Expectations can be dangerous. As record buyers, we bank on our expectations to guide us (eg. I’ll usually pull a Strictly Rhythm record before 1994 and not bother with anything after). We’re told to generally not be judgmental in life or form preconceptions, but with music these preconcieved notions are among the few things keeping us sane. So when it was announced that Donato Dozzy’s production partner Nuel would be putting out an album on Further Records, the corners of my brain that sort through Discogs pages and past techno news cycles fired up and informed me this would probably be somewhat similar to Dozzy’s K album. The duo’s coveted collaborations fetch fortunes, and Nuel’s solo work up to this point hasn’t been totally dissimilar to Dozzy’s. So while I expected an unusual take on techno, I didn’t expect something with tenuous-at-best ties to it.
Putting the needle on Trance Mutation unveils a world populated by some of the least techno sounds in existence: tabla and guitar. So many of the sounds on this album are organic that at first blush it seems wrong to even relate it to techno or electronic music as a whole; but one listen to opener, “Mentalism,” reveals a strain of music that has much in common with the shamanistic techno often found emanating out of teepees on Japanese mountaintops. Far from pulling a Brandt Brauer Frick or Elektro Guzzi, where bands using acoustic instruments make techno compatible music (often interestingly and enjoyably), Nuel made music that is decidedly removed from the contemporary club landscape. So while you likely won’t hear cuts like “Vibration” out at Berghain, it sounds like it could have been right at home at Roman orgies (a first-century Lab.Oratory?), with Maenads swaying to Nuel’s rhythms while off their heads on peyote.

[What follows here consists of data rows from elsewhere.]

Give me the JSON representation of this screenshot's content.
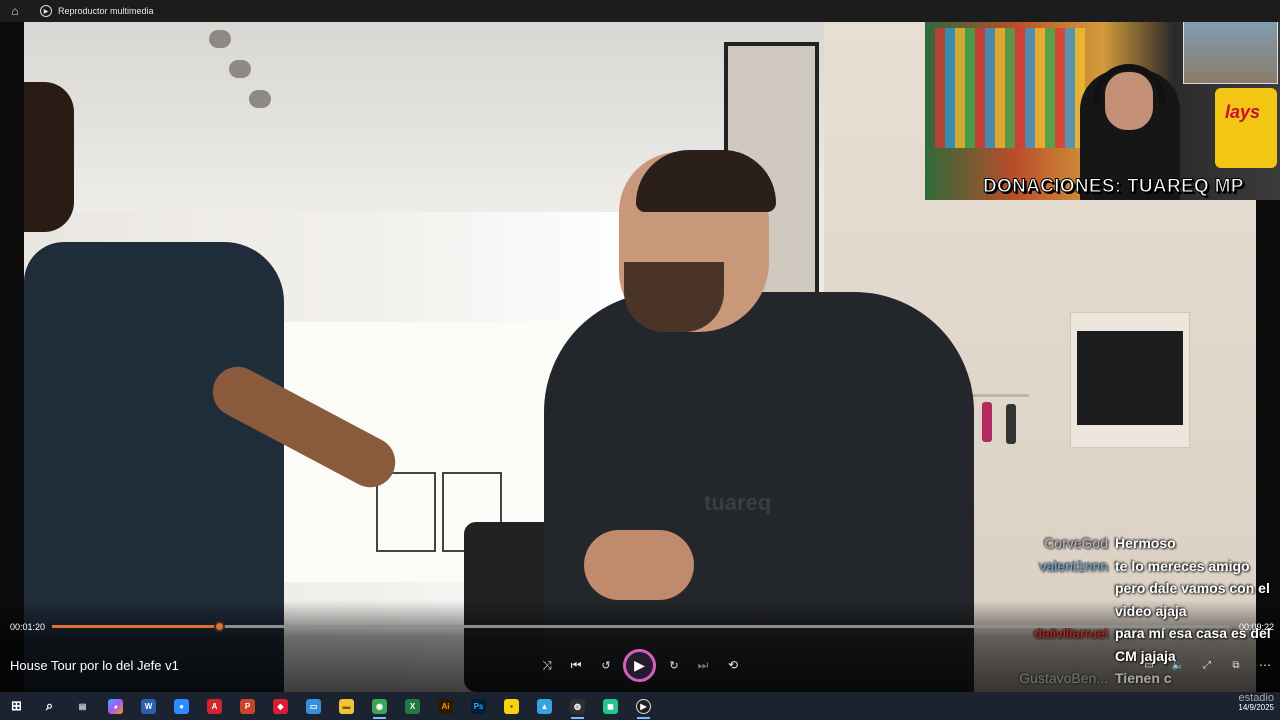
{
  "window": {
    "title": "Reproductor multimedia"
  },
  "webcam": {
    "donation_text": "DONACIONES: TUAREQ MP",
    "brand": "lays"
  },
  "video": {
    "shirt_logo": "tuareq"
  },
  "chat": [
    {
      "user": "CorveGod",
      "color": "#b8b8b8",
      "message": "Hermoso"
    },
    {
      "user": "valent1nnn",
      "color": "#6fa8dc",
      "message": "te lo mereces amigo pero dale vamos con el video ajaja"
    },
    {
      "user": "dailvillarruel",
      "color": "#c0201f",
      "message": "para mí esa casa es del CM jajaja"
    },
    {
      "user": "GustavoBen...",
      "color": "#9aa0a0",
      "message": "Tienen c",
      "faded": true
    }
  ],
  "player": {
    "current_time": "00:01:20",
    "duration": "00:09:22",
    "progress_fraction": 0.1423,
    "video_title": "House Tour por lo del Jefe v1",
    "accent_color": "#e0702e"
  },
  "taskbar": {
    "apps": [
      "start",
      "search",
      "task-view",
      "copilot",
      "word",
      "zoom",
      "acrobat",
      "powerpoint",
      "app-red",
      "remote",
      "file-explorer",
      "chrome",
      "excel",
      "illustrator",
      "photoshop",
      "sticky-notes",
      "paint",
      "obs",
      "green-app",
      "media-player"
    ],
    "tray_text": "estadio",
    "date": "14/9/2025"
  }
}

It’s rather easy to tie Trance Mutation to the classical world, given its recording on the coast of the Adriatic and the use of truly timeless percussion. And while this record gets a lot of plays from me on Sundays as a mental salve after the weekend’s activities, it’s just as packed with hedonism as your favorite Radio Slave ketamine jam. Few records have toyed with my expectations so much recently, and it’s heartening to report that Nuel, in doing so, released a really stellar piece of work. It’s the kind of record that sounds like nothing else out there, even though Nuel could have undoubtedly made a great album by doing what was expected of him. This bucking of both trends and expectations is an admirable move in and of itself. Rather than being idiosyncratic for idiosyncrasy’s sake, Trance Mutation is, at the end of the day, an honest album from someone who sounds like they’ve been wanting to put out this music from day one. Trance Mutation as a title is particularly emblematic: few records reach the kind of hypnotism achieved here. Look no further for the soundtrack to your next bacchanalia.